- About Us
- Local Savings
- Green Editions
- Legal Notices
- Weekly Ads
Islanders protest with song at West Seattle Target
A musical protest video featuring Vashon singers, dancers and musicians has gained nationwide attention online.
On Saturday, Aug. 14, participants in the Backbone Campaign’s Localize This Artful Action Camp, which took place on a Vashon farm, held a flash-mob demonstration at a West Seattle Target. About 10 of the 40 participants were Island residents.
The flash mob was inspired by Target’s recent $150,000 donation to a political group that backs a Minnesota gubernatorial candidate who opposes gay marriage. The controversial donation also triggered a boycott of Target, still under way.
Backbone Campaign director Bill Moyer said the project was a collaboration between the Localize This camp and the Island-based progressive media organization Agit-Pop Comm-unications. MoveOn.org sponsored the flash mob, which was filmed and edited by Agit-Pop.
The video, which was posted on YouTube and Yahoo, shows the group dancing and singing about Target’s decision in front shoppers. The song’s chorus asks, “Target ain’t people, so why should it be allowed to play around with our democracy?” As of Monday, the video had received more than 1.5 million views.
Moyer said he is pleased the video has gone viral and feels that the flash mob was a great experience for the emerging political activists who attended the camp.
“This was a great opportunity for us to use art to elevate the dialogue about the role of corporations and corporate money in our elections,” he said.
John Sellers, a founder of Agit-Pop, said the organization had been looking for an opportunity to draw attention to a recent U.S. Supreme Court decision that ruled corporations can give unlimited donations to politicians and political groups.
“We were looking for opportunities to target the first corporate actors that would come out and use that ruling and new law to their advantage, and Target was the first to step out,” Sellers said.
When Agit-Pop, which organizes demonstrations across the nation, decided to flash-mob a Target, Sellers knew his hometown of Vashon could provide the talent to pull it off.
“When I wrote the song, envisioning the action in my head, I knew we had such an amazing array of artists on Vashon. … It was like a dream team, to work with all the folks who came together,” Sellers said.
Nick Simmons, who fronts the Island band The Diggers and was involved in the Target action, attributes the video’s online popularity to the compelling subject matter and the high-quality video editing that Agit-Pop provided.

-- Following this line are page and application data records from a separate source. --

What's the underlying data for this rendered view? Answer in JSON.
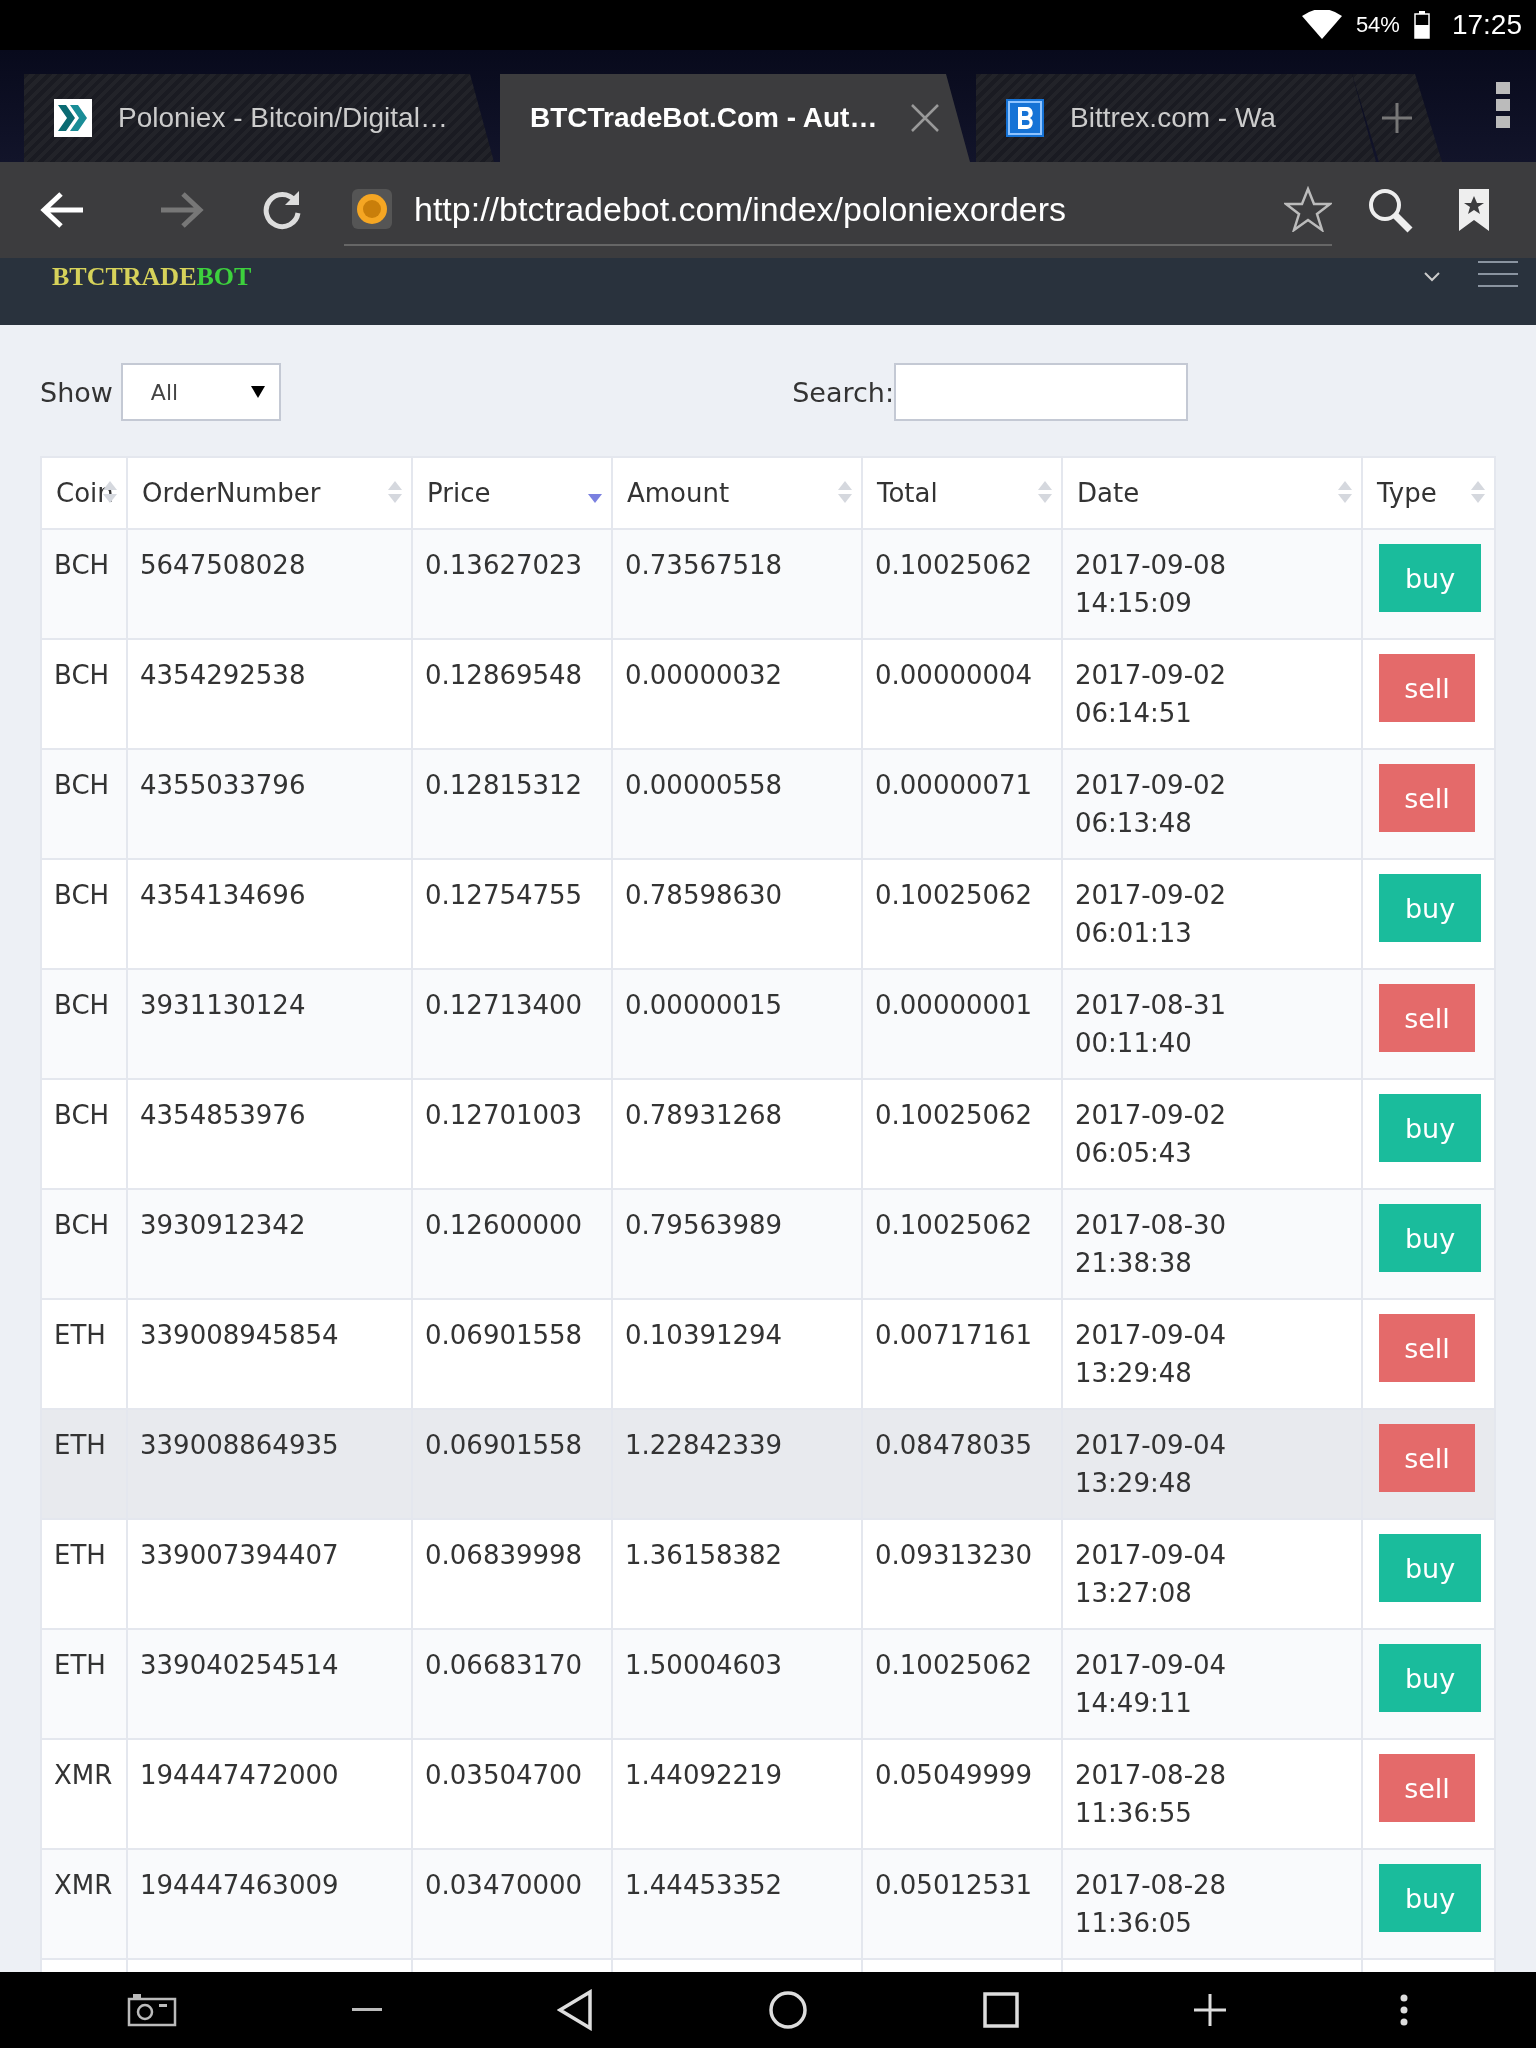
{
  "status_bar": {
    "battery": "54%",
    "time": "17:25"
  },
  "tabs": [
    {
      "title": "Poloniex - Bitcoin/Digital…",
      "selected": false
    },
    {
      "title": "BTCTradeBot.Com - Aut…",
      "selected": true
    },
    {
      "title": "Bittrex.com - Wa",
      "selected": false
    }
  ],
  "address_bar": {
    "url": "http://btctradebot.com/index/poloniexorders"
  },
  "site_header": {
    "logo_part1": "BTCTRADE",
    "logo_part2": "BOT"
  },
  "controls": {
    "show_label": "Show",
    "show_value": "All",
    "search_label": "Search:"
  },
  "table": {
    "columns": [
      {
        "label": "Coin",
        "sorted": false
      },
      {
        "label": "OrderNumber",
        "sorted": false
      },
      {
        "label": "Price",
        "sorted": true
      },
      {
        "label": "Amount",
        "sorted": false
      },
      {
        "label": "Total",
        "sorted": false
      },
      {
        "label": "Date",
        "sorted": false
      },
      {
        "label": "Type",
        "sorted": false
      }
    ],
    "rows": [
      {
        "coin": "BCH",
        "order": "5647508028",
        "price": "0.13627023",
        "amount": "0.73567518",
        "total": "0.10025062",
        "date": "2017-09-08",
        "time": "14:15:09",
        "type": "buy",
        "kind": "buy",
        "hovered": false
      },
      {
        "coin": "BCH",
        "order": "4354292538",
        "price": "0.12869548",
        "amount": "0.00000032",
        "total": "0.00000004",
        "date": "2017-09-02",
        "time": "06:14:51",
        "type": "sell",
        "kind": "sell",
        "hovered": false
      },
      {
        "coin": "BCH",
        "order": "4355033796",
        "price": "0.12815312",
        "amount": "0.00000558",
        "total": "0.00000071",
        "date": "2017-09-02",
        "time": "06:13:48",
        "type": "sell",
        "kind": "sell",
        "hovered": false
      },
      {
        "coin": "BCH",
        "order": "4354134696",
        "price": "0.12754755",
        "amount": "0.78598630",
        "total": "0.10025062",
        "date": "2017-09-02",
        "time": "06:01:13",
        "type": "buy",
        "kind": "buy",
        "hovered": false
      },
      {
        "coin": "BCH",
        "order": "3931130124",
        "price": "0.12713400",
        "amount": "0.00000015",
        "total": "0.00000001",
        "date": "2017-08-31",
        "time": "00:11:40",
        "type": "sell",
        "kind": "sell",
        "hovered": false
      },
      {
        "coin": "BCH",
        "order": "4354853976",
        "price": "0.12701003",
        "amount": "0.78931268",
        "total": "0.10025062",
        "date": "2017-09-02",
        "time": "06:05:43",
        "type": "buy",
        "kind": "buy",
        "hovered": false
      },
      {
        "coin": "BCH",
        "order": "3930912342",
        "price": "0.12600000",
        "amount": "0.79563989",
        "total": "0.10025062",
        "date": "2017-08-30",
        "time": "21:38:38",
        "type": "buy",
        "kind": "buy",
        "hovered": false
      },
      {
        "coin": "ETH",
        "order": "339008945854",
        "price": "0.06901558",
        "amount": "0.10391294",
        "total": "0.00717161",
        "date": "2017-09-04",
        "time": "13:29:48",
        "type": "sell",
        "kind": "sell",
        "hovered": false
      },
      {
        "coin": "ETH",
        "order": "339008864935",
        "price": "0.06901558",
        "amount": "1.22842339",
        "total": "0.08478035",
        "date": "2017-09-04",
        "time": "13:29:48",
        "type": "sell",
        "kind": "sell",
        "hovered": true
      },
      {
        "coin": "ETH",
        "order": "339007394407",
        "price": "0.06839998",
        "amount": "1.36158382",
        "total": "0.09313230",
        "date": "2017-09-04",
        "time": "13:27:08",
        "type": "buy",
        "kind": "buy",
        "hovered": false
      },
      {
        "coin": "ETH",
        "order": "339040254514",
        "price": "0.06683170",
        "amount": "1.50004603",
        "total": "0.10025062",
        "date": "2017-09-04",
        "time": "14:49:11",
        "type": "buy",
        "kind": "buy",
        "hovered": false
      },
      {
        "coin": "XMR",
        "order": "194447472000",
        "price": "0.03504700",
        "amount": "1.44092219",
        "total": "0.05049999",
        "date": "2017-08-28",
        "time": "11:36:55",
        "type": "sell",
        "kind": "sell",
        "hovered": false
      },
      {
        "coin": "XMR",
        "order": "194447463009",
        "price": "0.03470000",
        "amount": "1.44453352",
        "total": "0.05012531",
        "date": "2017-08-28",
        "time": "11:36:05",
        "type": "buy",
        "kind": "buy",
        "hovered": false
      }
    ]
  }
}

Simmons hopes viewers will realize the video is meant to protest not only Target, but the Supreme Court ruling. “As far as corporations go, Target is actually a pretty good one,” he said.